4 Feb 2013

Car park skeleton confirmed as Richard III

Researchers from the University of Leicester confirm that a skeleton found under a car park is that of King Richard III following extensive testing.

The true face of Richard III? (Getty)

A series of papers presented at a news conference earlier detailed the highly-anticipated results of tests carried out on a skeleton thought to belong to Richard III, who died in battle more than 500 years ago.

Richard Buckley, dig project leader, said: “It is the academic conclusion that beyond reasonable doubt, the individual exhumed at Grey Friars in September 2011 is King Richard III – the last Plantagenet king of England.”

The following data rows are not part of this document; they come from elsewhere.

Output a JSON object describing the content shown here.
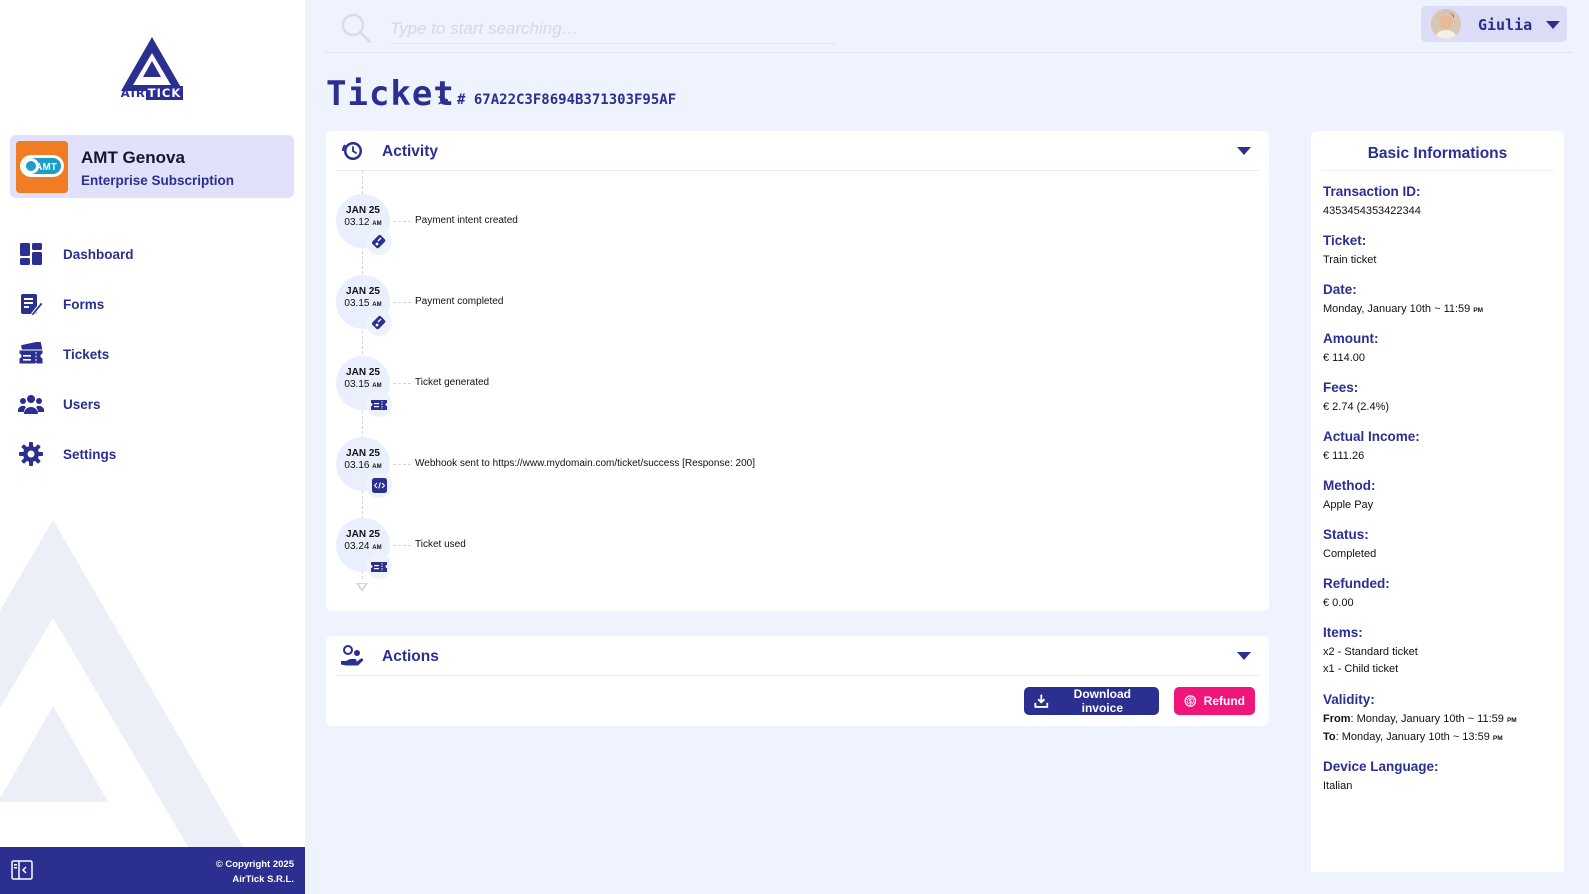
{
  "brand": {
    "logo_text_left": "AIR",
    "logo_text_right": "TICK",
    "accent": "#2b2f8f",
    "danger": "#f0157a"
  },
  "org": {
    "name": "AMT Genova",
    "subscription": "Enterprise Subscription",
    "icon_label": "AMT"
  },
  "sidebar": {
    "items": [
      {
        "label": "Dashboard",
        "icon": "dashboard-icon"
      },
      {
        "label": "Forms",
        "icon": "forms-icon"
      },
      {
        "label": "Tickets",
        "icon": "tickets-icon"
      },
      {
        "label": "Users",
        "icon": "users-icon"
      },
      {
        "label": "Settings",
        "icon": "settings-icon"
      }
    ]
  },
  "footer": {
    "copyright": "© Copyright 2025",
    "company": "AirTick S.R.L."
  },
  "search": {
    "placeholder": "Type to start searching…"
  },
  "user": {
    "name": "Giulia"
  },
  "page": {
    "title": "Ticket",
    "separator": ">",
    "ticket_hash": "# 67A22C3F8694B371303F95AF"
  },
  "activity": {
    "title": "Activity",
    "events": [
      {
        "date": "JAN 25",
        "time": "03.12",
        "ampm": "AM",
        "text": "Payment intent created",
        "icon": "payment-icon"
      },
      {
        "date": "JAN 25",
        "time": "03.15",
        "ampm": "AM",
        "text": "Payment completed",
        "icon": "payment-icon"
      },
      {
        "date": "JAN 25",
        "time": "03.15",
        "ampm": "AM",
        "text": "Ticket generated",
        "icon": "ticket-icon"
      },
      {
        "date": "JAN 25",
        "time": "03.16",
        "ampm": "AM",
        "text": "Webhook sent to https://www.mydomain.com/ticket/success [Response: 200]",
        "icon": "code-icon"
      },
      {
        "date": "JAN 25",
        "time": "03.24",
        "ampm": "AM",
        "text": "Ticket used",
        "icon": "ticket-icon"
      }
    ]
  },
  "actions": {
    "title": "Actions",
    "download_label": "Download invoice",
    "refund_label": "Refund"
  },
  "info": {
    "title": "Basic Informations",
    "transaction_id": {
      "label": "Transaction ID:",
      "value": "4353454353422344"
    },
    "ticket": {
      "label": "Ticket:",
      "value": "Train ticket"
    },
    "date": {
      "label": "Date:",
      "value": "Monday, January 10th ~ 11:59",
      "ampm": "PM"
    },
    "amount": {
      "label": "Amount:",
      "value": "€ 114.00"
    },
    "fees": {
      "label": "Fees:",
      "value": "€ 2.74 (2.4%)"
    },
    "income": {
      "label": "Actual Income:",
      "value": "€ 111.26"
    },
    "method": {
      "label": "Method:",
      "value": "Apple Pay"
    },
    "status": {
      "label": "Status:",
      "value": "Completed"
    },
    "refunded": {
      "label": "Refunded:",
      "value": "€ 0.00"
    },
    "items": {
      "label": "Items:",
      "line1": "x2 - Standard ticket",
      "line2": "x1 - Child ticket"
    },
    "validity": {
      "label": "Validity:",
      "from_label": "From",
      "from_value": ": Monday, January 10th ~ 11:59",
      "from_ampm": "PM",
      "to_label": "To",
      "to_value": ": Monday, January 10th ~ 13:59",
      "to_ampm": "PM"
    },
    "language": {
      "label": "Device Language:",
      "value": "Italian"
    }
  }
}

After suffering at least two fatal head wounds, tests on his skull and body reveal he was brutally hacked after falling and dying during combat in 1485. Richard was cut down at the bloody Battle of Bosworth Field, ending the Wars of the Roses and leaving Henry VII as the new king and first of the Tudor dynasty.

During Monday's presentation, investigators thanked Channel 4 for the role it played in solving the mystery. The documentary Richard III: The King in the Car Park airs tonight at 9pm followed at 10.35pm by a live online Q&A with Philippa Langley, member of the Richard III society, and Professor Lin Foxhall, Head of the School of Archaeology and Ancient History at the University of Leicester.

Philippa Langley, from the Richard III Society, said: “The men who knew him said he was ‘the most famous prince of best memory’.

“When he fell he was stripped naked and his scoliosis (curved spine) became known and was used to denigrate him.

“Today, we find the idea of using physical disability against a person as abhorrent. Let this now be a break from the Tudor medieval mindset.”

DNA recovered from the remains, radio-carbon dating, battlefield wounds found on the skeleton, and the link between what was found during the dig and what was mentioned in documentary sources from the period, combined to allow Leicester University academics to today conclude the identity was “beyond reasonable doubt”.

It was also confirmed the remains will be interred at a ceremony in Leicester cathedral.

‘Humiliation’ injuries

Four years ago a fund-raising drive by the Richard III Society embarked on a push to finally uncover the truth of his final resting place, by making an archaeological dig on the site of the friary – a modern-day city council car park.

Archaeologists from the University of Leicester recovered a body which showed signs of battle injuries including 10 separate wounds, and scoliosis, in tune with historic accounts of the monarch. Significant weight was placed on the DNA evidence, linking Richard to a living descendant, Michael Ibsen, through the female line of Anne of York.

Studies of the bones revealed the man was in his late 20s to late 30s – the king was killed when he was 32 – while radio-carbon dating revealed the male died in the second half of the 15th century or the early 16th century, which is consistent with the Wars of the Roses.

Further study showed the remains to be those of a man of 5ft 8in, with what academics called an “unusually slender build” for a male.

The male had 10 wounds on his body, with two principal head wounds which were likely to have killed him – one delivered by a sword and the other likely to have come from a long-handled pole arm, thought to be a halberd.

More gruesome was evidence of “humiliation” injuries, including several head wounds – part of the skull was sliced away – a cut to the rib cage and a pelvic wound likely caused by an upward thrust of a weapon through the buttock.

‘My kingdom for a horse!’

Richard III was born in 1452 at Fotheringay Castle in Northamptonshire and was the last Yorkist king of England. His father was Richard Plantagenet, Duke of York, and his mother Cecily Neville.

He died at the battle of Bosworth but the exact location of his remains was lost due to 500 years of development in the town. His death marked the end of the bloody War of the Roses, one of the major causes of which was his father’s conflict with Henry VI.

Shakespeare portrayed the king exclaiming: “A horse! A horse! My kindgom for a horse!”